Friday, December 11, 2009

Lessons from Great Uncle Milton

According to Great Uncle Milton, this child is a "carrier monkey."

December is a time for holiday cheer: family get-togethers, office parties, decorations, general merriment, and Great Uncle Milton* refusing to eat at a table with “carrier monkey” younger relatives.

Now, my niece and nephew are constantly exposed to germs at daycare, and because of this, they get sick. It’s not their fault and it certainly isn’t fun for them, but by getting sick their immune system builds up antibodies (proteins in body that attack diseases), so they can STOP being carrier monkeys.

However, my ear-hair-sprouting great uncle doesn’t really seem interested in that argument. So this year – just for him – we’re starting our holiday celebrations at New Voices (and maybe with the family?) with a lesson on hand washing.

There's an excess of research proving just how effective hand washing is at keeping illness away. We also know that throughout the day, we touch all kinds of things that hold unknown germs. In the past thirty seconds, I’ve taken a sip of water from my mug on my desk, typed on my keyboard, used my mouse, and in a moment of thought, rested my head on my hand. How many germs did I just transfer from all of those surfaces to my face?

An even scarier thought: money changes hands on a daily basis. Have you ever considered where that five dollar bill that the lunch lady just returned with your change (after you washed your hands) has been?

Oh gosh, I’m turning into Great Uncle Milton. Back to the lesson.

Hands should be washed anytime you’ve increased your exposure to germs: after you’ve touched raw food or used the bathroom, and before eating – for starters.

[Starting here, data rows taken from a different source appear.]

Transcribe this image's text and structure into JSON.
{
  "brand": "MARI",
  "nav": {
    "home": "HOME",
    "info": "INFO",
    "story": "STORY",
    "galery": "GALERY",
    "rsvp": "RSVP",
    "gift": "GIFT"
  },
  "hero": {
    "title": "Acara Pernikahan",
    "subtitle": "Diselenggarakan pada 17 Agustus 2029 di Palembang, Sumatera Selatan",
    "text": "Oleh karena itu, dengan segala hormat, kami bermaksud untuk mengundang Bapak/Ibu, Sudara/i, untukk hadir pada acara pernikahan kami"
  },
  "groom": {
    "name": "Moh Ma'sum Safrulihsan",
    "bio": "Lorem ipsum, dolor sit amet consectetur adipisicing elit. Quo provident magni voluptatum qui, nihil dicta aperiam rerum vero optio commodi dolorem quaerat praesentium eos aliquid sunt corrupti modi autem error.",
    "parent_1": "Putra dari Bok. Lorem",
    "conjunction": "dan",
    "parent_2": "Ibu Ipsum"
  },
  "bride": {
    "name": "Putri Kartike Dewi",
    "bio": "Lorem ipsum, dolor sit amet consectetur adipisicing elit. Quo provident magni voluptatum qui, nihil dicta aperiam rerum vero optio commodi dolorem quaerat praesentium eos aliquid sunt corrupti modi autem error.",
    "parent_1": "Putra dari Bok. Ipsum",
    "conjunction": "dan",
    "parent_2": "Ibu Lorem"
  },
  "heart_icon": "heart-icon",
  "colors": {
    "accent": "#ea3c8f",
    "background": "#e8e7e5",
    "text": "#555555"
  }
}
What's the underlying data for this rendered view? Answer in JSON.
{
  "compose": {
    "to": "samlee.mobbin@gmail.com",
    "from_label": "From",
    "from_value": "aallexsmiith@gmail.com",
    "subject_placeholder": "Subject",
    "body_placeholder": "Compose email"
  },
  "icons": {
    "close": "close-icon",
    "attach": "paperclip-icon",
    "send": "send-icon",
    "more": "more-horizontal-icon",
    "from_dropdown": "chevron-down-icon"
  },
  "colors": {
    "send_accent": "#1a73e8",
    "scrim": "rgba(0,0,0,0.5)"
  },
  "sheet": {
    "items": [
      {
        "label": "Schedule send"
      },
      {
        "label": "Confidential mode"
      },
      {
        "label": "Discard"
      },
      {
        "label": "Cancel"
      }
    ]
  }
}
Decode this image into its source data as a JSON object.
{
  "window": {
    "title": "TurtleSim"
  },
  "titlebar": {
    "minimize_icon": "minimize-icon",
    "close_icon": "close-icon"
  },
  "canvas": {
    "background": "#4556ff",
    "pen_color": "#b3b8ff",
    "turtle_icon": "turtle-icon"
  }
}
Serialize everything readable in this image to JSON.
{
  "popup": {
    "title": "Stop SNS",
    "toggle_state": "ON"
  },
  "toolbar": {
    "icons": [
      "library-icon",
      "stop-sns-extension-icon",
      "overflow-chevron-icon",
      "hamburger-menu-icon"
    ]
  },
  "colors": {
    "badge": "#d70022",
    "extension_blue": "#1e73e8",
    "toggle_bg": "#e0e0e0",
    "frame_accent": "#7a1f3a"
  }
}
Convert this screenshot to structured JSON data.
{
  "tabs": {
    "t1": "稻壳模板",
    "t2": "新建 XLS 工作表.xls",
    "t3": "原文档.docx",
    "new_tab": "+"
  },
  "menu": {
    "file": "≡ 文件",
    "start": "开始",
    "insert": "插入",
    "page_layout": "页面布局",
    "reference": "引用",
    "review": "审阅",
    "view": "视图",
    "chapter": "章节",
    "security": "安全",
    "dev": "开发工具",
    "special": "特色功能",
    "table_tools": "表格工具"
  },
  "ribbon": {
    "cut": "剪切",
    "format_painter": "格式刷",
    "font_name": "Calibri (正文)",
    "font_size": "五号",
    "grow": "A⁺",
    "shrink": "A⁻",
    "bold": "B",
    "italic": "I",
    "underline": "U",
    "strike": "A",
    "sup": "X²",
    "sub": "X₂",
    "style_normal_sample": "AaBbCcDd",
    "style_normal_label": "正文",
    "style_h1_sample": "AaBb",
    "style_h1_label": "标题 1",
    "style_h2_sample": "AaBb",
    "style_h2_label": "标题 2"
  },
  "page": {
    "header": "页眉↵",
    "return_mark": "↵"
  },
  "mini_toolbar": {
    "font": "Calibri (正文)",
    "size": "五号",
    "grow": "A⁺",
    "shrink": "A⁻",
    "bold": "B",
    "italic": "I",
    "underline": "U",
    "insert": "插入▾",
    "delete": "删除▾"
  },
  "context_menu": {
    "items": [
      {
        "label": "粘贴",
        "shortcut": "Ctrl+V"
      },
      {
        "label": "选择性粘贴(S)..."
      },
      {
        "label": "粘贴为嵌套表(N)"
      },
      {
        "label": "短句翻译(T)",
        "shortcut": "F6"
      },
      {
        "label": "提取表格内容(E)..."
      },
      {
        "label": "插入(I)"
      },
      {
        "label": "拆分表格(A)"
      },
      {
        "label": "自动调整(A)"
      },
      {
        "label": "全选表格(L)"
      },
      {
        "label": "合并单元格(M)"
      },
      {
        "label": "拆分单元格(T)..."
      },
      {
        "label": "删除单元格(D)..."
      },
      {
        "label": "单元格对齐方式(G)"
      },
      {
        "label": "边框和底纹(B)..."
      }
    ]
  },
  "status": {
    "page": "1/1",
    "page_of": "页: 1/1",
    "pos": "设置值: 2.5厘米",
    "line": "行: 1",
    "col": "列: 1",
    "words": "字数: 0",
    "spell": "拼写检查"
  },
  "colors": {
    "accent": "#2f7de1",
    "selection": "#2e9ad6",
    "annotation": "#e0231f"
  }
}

At this point, you’re thinking that this is ridiculous. You’re an adult and you know how to wash your hands. But if you were totally honest with yourself, you’d have to admit to maybe just running your hands under the faucet for a quick rinse from time to time?

Here’s what you should be doing:
  1. Remove any jewelry and wet your hands with warm water
  2. Rub your hands together with soap for 20-30 seconds (many suggest singing “Happy Birthday” or “Twinkle, Twinkle Little Star”)
  3. Be sure to wash between your fingers and under your nails and you're rubbing.
  4. Rinse you hands with warm water
  5. Dry thoroughly with a towel

The above routine removes 99% of germs. The soap is the most important factor, breaking the bonds that hold germs to your skin. Water alone just isn’t going to do it.

Remember, germs are on every surface (not just on the shorter members of the family), so keeping your oft-used electronics (think cell phone or laptop) and other surfaces clean can help decrease your daily exposure to illness.

We all want to stay healthy over the holidays; if for no other reason than eggnog doesn’t taste as good when you’re all stuffed up. And trust me, you’re going to need that eggnog if Great Uncle Milton is coming.

*No one here at New Voices has any family member named Milton, and we feel awfully bad for anyone named Milton, since they are always getting picked on in fictional stories about great-uncles.

Images of "Great Uncle Milton" (not his real name) are courtesy of hiro008.

No comments:

Post a Comment